In its press statement, AGE adds, “Students who find a company is willing to go out there and foster a spirit of opportunity among young professionals, often respond positively. If they have a little more insight and coaching when it comes to finding a suitable position, recent graduates who are hired are more likely to stay and grow with the company than those who are not offered such opportunities.”
Stemming off this observation, AGE121 notes that many recent graduates—although often idealistic—have a passion to jumpstart their careers, learn and offer their services to a company. According to the article, this passion can be a great boon to smaller businesses, as new employees will likely have a larger opportunity to make an impact than they would with a large company. Entrepreneur explains, “Employees typically have a greater impact at a small firm than at a large one. That can be appealing—instead of performing menial tasks in an entry-level gig at a big company, new grads who opt for smaller firms literally hit the ground running and have a significant impact on the company overall. The opportunity for hands-on learning and making a difference can be very appealing.”
In its press statement, AGE explains, “If a new recruit and potential employee sees that a company also offers training opportunities, they will respond positively. Once they know that they will have a chance to obtain some of the skills they are missing, they will feel more confident in their ability to help a company. In the long run, new employees who are offered support and confidence are much more likely to succeed and deliver results than those who have doubts throughout the duration of their employment.”

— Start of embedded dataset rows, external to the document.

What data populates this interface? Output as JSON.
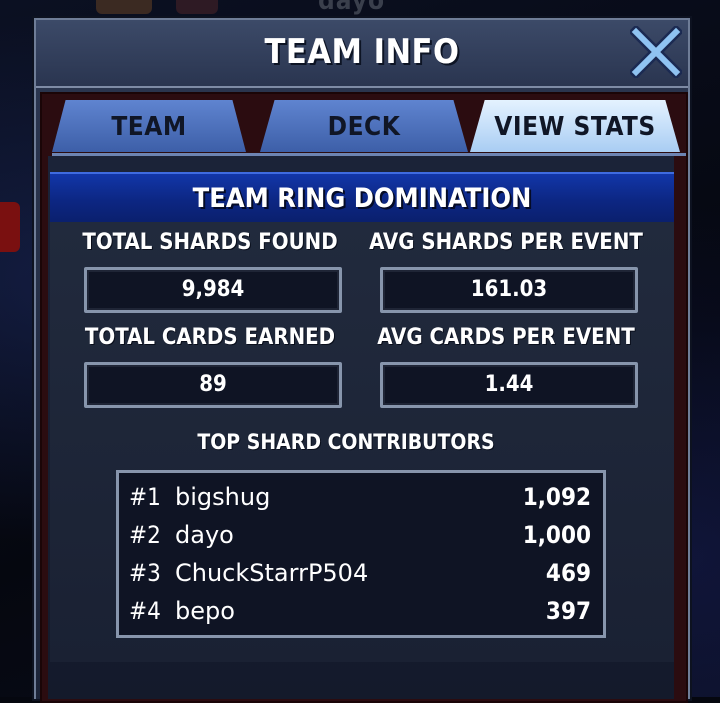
{
  "background": {
    "ghost_name": "dayo"
  },
  "window": {
    "title": "TEAM INFO",
    "close_icon": "close-x-icon"
  },
  "tabs": [
    {
      "label": "TEAM",
      "active": false
    },
    {
      "label": "DECK",
      "active": false
    },
    {
      "label": "VIEW STATS",
      "active": true
    }
  ],
  "section": {
    "title": "TEAM RING DOMINATION"
  },
  "stats": {
    "total_shards_found": {
      "label": "TOTAL SHARDS FOUND",
      "value": "9,984"
    },
    "avg_shards_per_event": {
      "label": "AVG SHARDS PER EVENT",
      "value": "161.03"
    },
    "total_cards_earned": {
      "label": "TOTAL CARDS EARNED",
      "value": "89"
    },
    "avg_cards_per_event": {
      "label": "AVG CARDS PER EVENT",
      "value": "1.44"
    }
  },
  "contributors": {
    "title": "TOP SHARD CONTRIBUTORS",
    "rows": [
      {
        "rank": "#1",
        "name": "bigshug",
        "shards": "1,092"
      },
      {
        "rank": "#2",
        "name": "dayo",
        "shards": "1,000"
      },
      {
        "rank": "#3",
        "name": "ChuckStarrP504",
        "shards": "469"
      },
      {
        "rank": "#4",
        "name": "bepo",
        "shards": "397"
      }
    ]
  },
  "colors": {
    "panel": "#2a3550",
    "section_header": "#0c2682",
    "tab_inactive": "#4a6fbf",
    "tab_active": "#cfe6fb",
    "frame_accent": "#2b0c10"
  }
}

Another way to motivate college graduates, according to Entrepreneur, is to help map out the way that these individuals can grow within an organization. It states, “One concern that new grads might have about a smaller firm is that there could be limited options for career growth. Quell those fears by discussing the options with interviewees. If you’re willing to train employees in new skills or have future expansion plans, share those insights so the prospective employee knows you’re serious about his or her career goals.”
While it is encouraging for job applicants to see where they can go within a company, it is also important for companies to understand what they can get out of hiring a recent graduate. “Although some HR professionals may opt to interview more experienced individuals for entry-level positions, it is critical for hiring parties to assess the benefits that college graduates bring to an organization. In addition to coming with generally lower salaries, recent grads also bring a wave of new innovation and eagerness that can help catapult a business to the next level,” AGE121 concludes in its press statement.

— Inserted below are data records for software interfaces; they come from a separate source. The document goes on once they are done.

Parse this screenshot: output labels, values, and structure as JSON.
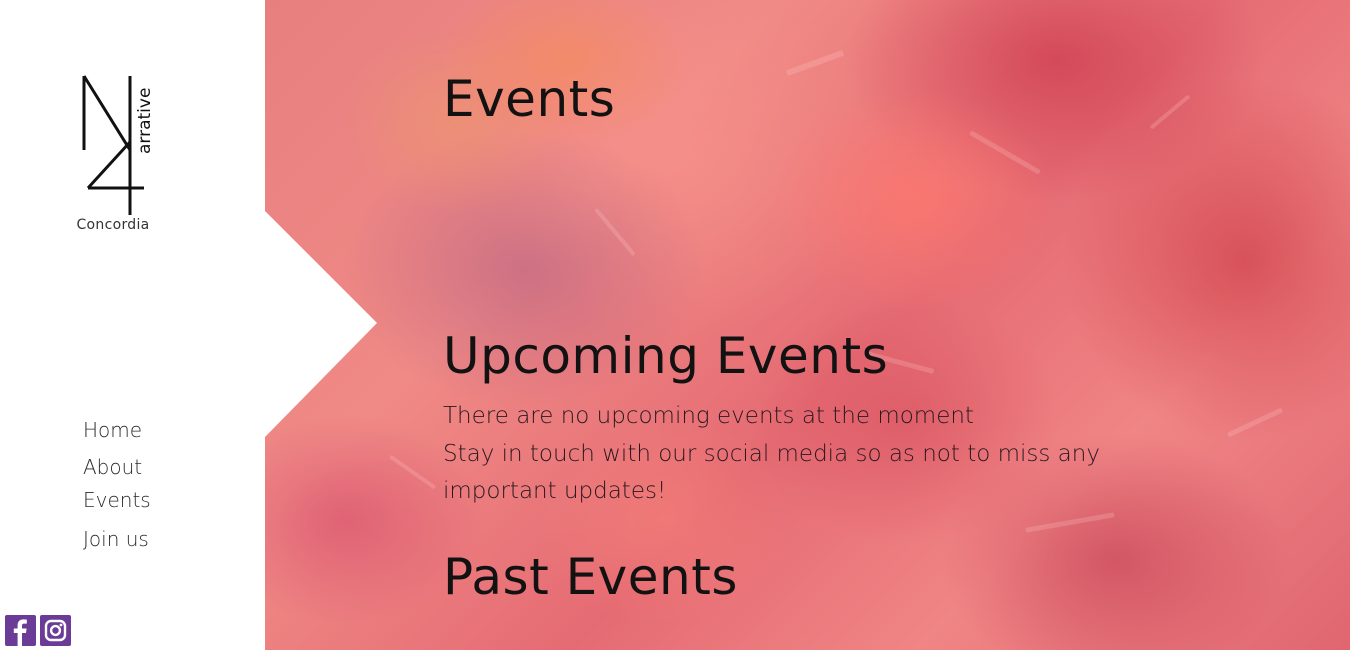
{
  "brand": {
    "logo_glyph": "N4",
    "logo_word": "arrative",
    "caption": "Concordia"
  },
  "nav": {
    "items": [
      {
        "label": "Home"
      },
      {
        "label": "About"
      },
      {
        "label": "Events"
      },
      {
        "label": "Join us"
      }
    ]
  },
  "social": {
    "facebook_icon": "facebook-icon",
    "instagram_icon": "instagram-icon",
    "color": "#6a3c98"
  },
  "main": {
    "page_title": "Events",
    "upcoming": {
      "title": "Upcoming Events",
      "line1": "There are no upcoming events at the moment",
      "line2": "Stay in touch with our social media so as not to miss any important updates!"
    },
    "past": {
      "title": "Past Events"
    }
  },
  "colors": {
    "background_accent": "#e77f7f",
    "text": "#121212"
  }
}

AGE121 is a training and recruitment business that provides courses focused on professional development. These classes help experienced employees and new hires alike to excel, as they remain aware of industry and company regulations and standards. Training covers a variety of topics, from effectively serving as a receptionist for a dental practice to caring for young children. Those who participate in classes have a 99 percent pass rate when it comes to courses and quizzes. This is because each program is specifically tailored to that individual. Instead of pushing all participants through the class at the same speed, participants can spend as much time as they need in order to master the material and find success.